** Opening Provided records block **

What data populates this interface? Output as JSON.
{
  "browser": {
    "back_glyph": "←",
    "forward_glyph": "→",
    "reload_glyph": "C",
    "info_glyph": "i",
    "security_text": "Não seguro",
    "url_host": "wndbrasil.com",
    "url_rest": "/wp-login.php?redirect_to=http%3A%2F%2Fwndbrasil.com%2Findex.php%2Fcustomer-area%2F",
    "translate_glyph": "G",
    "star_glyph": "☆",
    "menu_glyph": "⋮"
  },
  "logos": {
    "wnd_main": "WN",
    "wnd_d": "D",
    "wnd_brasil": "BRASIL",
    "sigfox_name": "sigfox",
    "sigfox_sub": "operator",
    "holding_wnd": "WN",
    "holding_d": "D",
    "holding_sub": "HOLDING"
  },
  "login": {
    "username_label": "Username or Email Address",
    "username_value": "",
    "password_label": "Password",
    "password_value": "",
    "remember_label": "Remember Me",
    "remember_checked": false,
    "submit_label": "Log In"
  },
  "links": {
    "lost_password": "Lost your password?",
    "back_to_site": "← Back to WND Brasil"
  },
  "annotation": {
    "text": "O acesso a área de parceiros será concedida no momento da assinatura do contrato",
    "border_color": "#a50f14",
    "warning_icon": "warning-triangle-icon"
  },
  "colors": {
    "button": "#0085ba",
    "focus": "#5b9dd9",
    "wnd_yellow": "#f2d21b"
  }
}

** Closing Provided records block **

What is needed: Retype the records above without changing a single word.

Result of this task:
What data populates this interface? Output as JSON.
{
  "browser": {
    "back_glyph": "←",
    "forward_glyph": "→",
    "reload_glyph": "C",
    "info_glyph": "i",
    "security_text": "Não seguro",
    "url_host": "wndbrasil.com",
    "url_rest": "/wp-login.php?redirect_to=http%3A%2F%2Fwndbrasil.com%2Findex.php%2Fcustomer-area%2F",
    "translate_glyph": "G",
    "star_glyph": "☆",
    "menu_glyph": "⋮"
  },
  "logos": {
    "wnd_main": "WN",
    "wnd_d": "D",
    "wnd_brasil": "BRASIL",
    "sigfox_name": "sigfox",
    "sigfox_sub": "operator",
    "holding_wnd": "WN",
    "holding_d": "D",
    "holding_sub": "HOLDING"
  },
  "login": {
    "username_label": "Username or Email Address",
    "username_value": "",
    "password_label": "Password",
    "password_value": "",
    "remember_label": "Remember Me",
    "remember_checked": false,
    "submit_label": "Log In"
  },
  "links": {
    "lost_password": "Lost your password?",
    "back_to_site": "← Back to WND Brasil"
  },
  "annotation": {
    "text": "O acesso a área de parceiros será concedida no momento da assinatura do contrato",
    "border_color": "#a50f14",
    "warning_icon": "warning-triangle-icon"
  },
  "colors": {
    "button": "#0085ba",
    "focus": "#5b9dd9",
    "wnd_yellow": "#f2d21b"
  }
}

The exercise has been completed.